Saturday, August 3, 2013
Forrest Cty Joe/Rocky Fuller - Memory Of Sonny Boy
Joe Bennie Pugh was born in Hughes, AR, on July 10, 1926, to Moses Pugh and Mary Walker. He was raised in the area around Hughes and West Memphis, AR, and even as a boy played the local juke joints in the area. He hoboed his way through the state working road houses and juke joints during the 1940s, and late in the decade hooked up with Big Joe Williams, playing with him around St. Louis, MO. Beginning in 1947, he also began working the Chicago area, and a year later had his one and only session for the Chess brothers' Aristocrat label. He also appeared with Howlin' Wolf and Sonny Boy "Rice Miller" Williamson (aka Sonny Boy II) on radio shows in the West Memphis area.
When he returned to Chicago in 1949, he began working with the Otis Spann Combo, appearing at the Tick Tock Lounge and other clubs in the city until the mid-'50s. Pugh returned to Arkansas and gave up music, except for occasional weekend shows with Willie Cobbs, playing in pool rooms and on street corners, beginning in 1955. Pugh recorded for Atlantic Records in 1959, and was still performing until his death in 1960, in a truck accident while returning home from a dance.
Had Muddy played Forest City Joe's one and only Chess Records session, as was intended, chances are more of Joe's work would've seen the light of day, if only in an effort to scrounge up every note that Muddy ever played. But as it was, only "Memory of Sonny Boy" and "A Woman on Every Street" ever saw the light of day, and at this writing only the former has ever appeared on an American CD (and this LP).
As to his extant music, "Memory of Sonny Boy" was among the first postwar tribute records from one bluesman to another (Scrapper Blackwell had done as much for Leroy Carr in the 1930s), starting a trend that continued for decade. And it's a great record, at least as far as the harp playing and the singing go. Joe's playing mimics Sonny Boy Williamson I's call-and-response harp playing, performing dazzling volume acrobatics, and his singing is also highly expressive. None of the rest is as strong, but "Shady Lane Woman" is a good, bluesy romantic lament, while "A Woman on Every Street" is the other side of the coin, and a better workout on the harp. "Sawdust Bottom" should have seen release, and "Ash Street Boogie" could've seen action if the accompaniment had been better realized. Alas, J.C. Coles was seemingly content to strum along almost inaudibly in the background -- ah, what Muddy might've done....

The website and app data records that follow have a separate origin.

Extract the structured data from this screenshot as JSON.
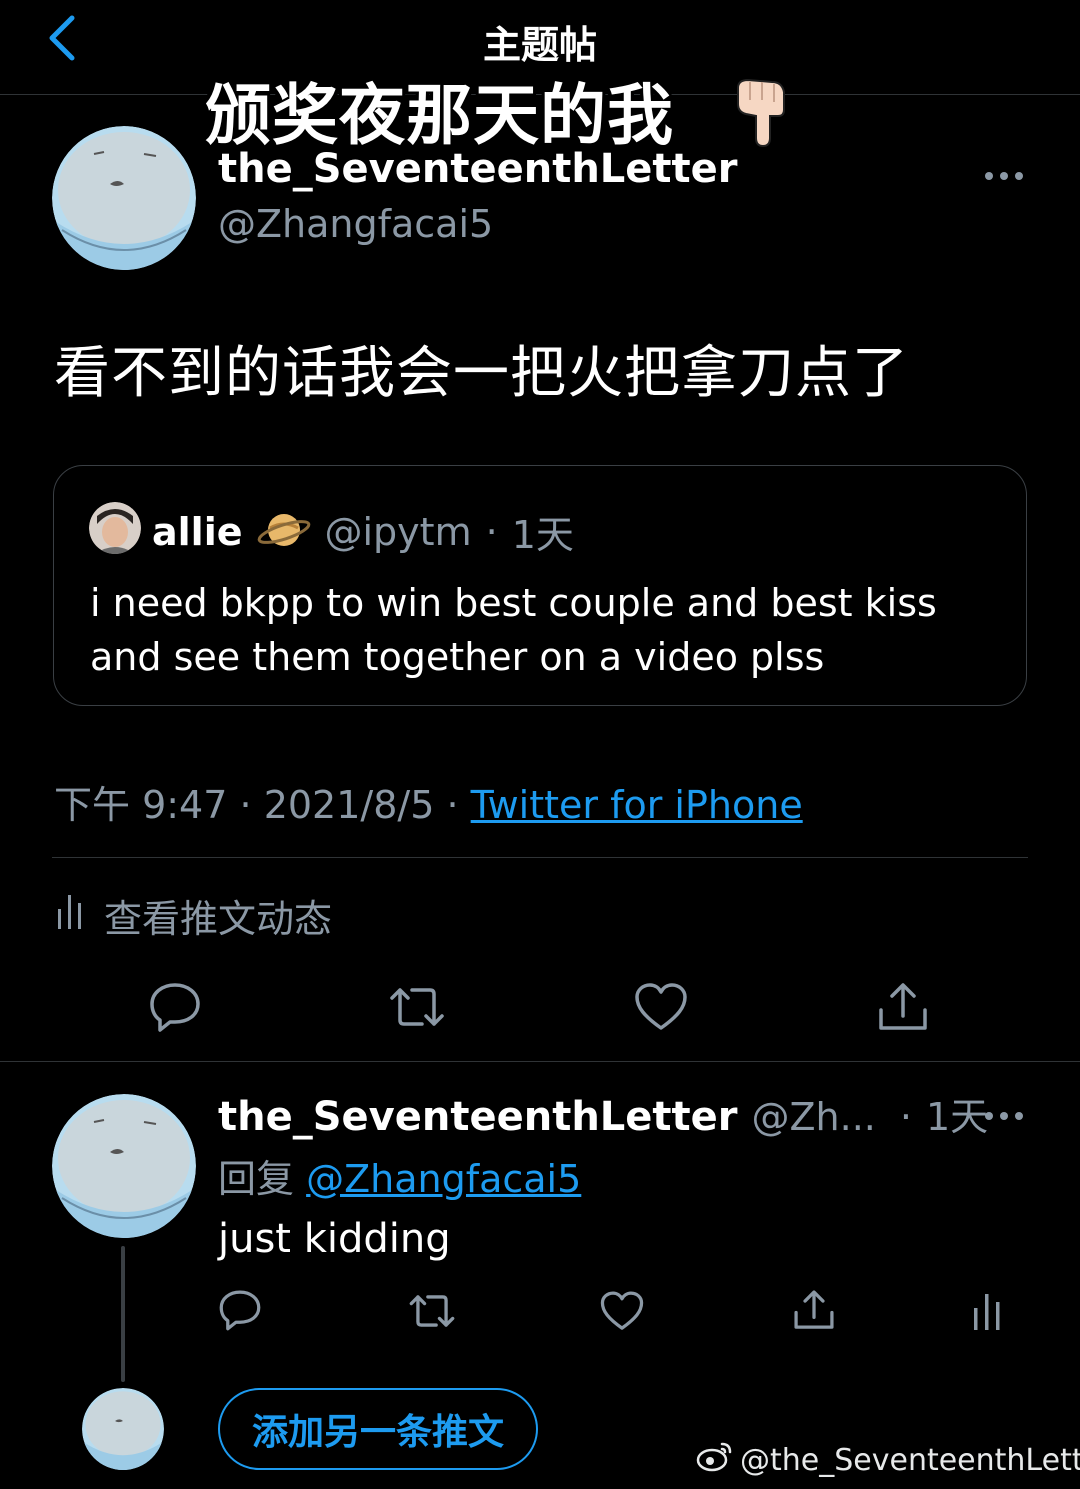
{
  "nav": {
    "title": "主题帖",
    "back_icon": "chevron-left-icon"
  },
  "overlay": {
    "caption": "颁奖夜那天的我",
    "emoji": "pointing-down-hand"
  },
  "main_tweet": {
    "display_name": "the_SeventeenthLetter",
    "handle": "@Zhangfacai5",
    "text": "看不到的话我会一把火把拿刀点了",
    "quote": {
      "name": "allie",
      "emoji": "ringed-planet",
      "handle": "@ipytm",
      "separator": "·",
      "age": "1天",
      "text": "i need bkpp to win best couple and best kiss and see them together on a video plss"
    },
    "timestamp": {
      "time": "下午 9:47",
      "sep1": "·",
      "date": "2021/8/5",
      "sep2": "·",
      "source": "Twitter for iPhone"
    },
    "analytics_label": "查看推文动态"
  },
  "reply": {
    "display_name": "the_SeventeenthLetter",
    "handle": "@Zh...",
    "separator": "·",
    "age": "1天",
    "reply_prefix": "回复",
    "reply_mention": "@Zhangfacai5",
    "text": "just kidding"
  },
  "composer": {
    "add_tweet_label": "添加另一条推文"
  },
  "watermark": {
    "text": "@the_SeventeenthLetter"
  },
  "colors": {
    "accent": "#1d9bf0",
    "secondary_text": "#8b98a5",
    "background": "#000000",
    "divider": "#2f3336"
  }
}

Rocky Fuller is a pseudonym used by Louisiana Red, who was born Iverson Minter on March 23, 1932 and died on February 25, 2012 in Hanover, Germany. He recorded for Chess in 1952, after leaving the Army, under the name Rocky Fuller. In the early 80s, he relocated to Chicago, then Phoenix and then Germany, where he married and settled. As well as recording for a number of labels, and recording many albums, he also had a number of film appearances. He also won a number of awards, including the W C Handy Award.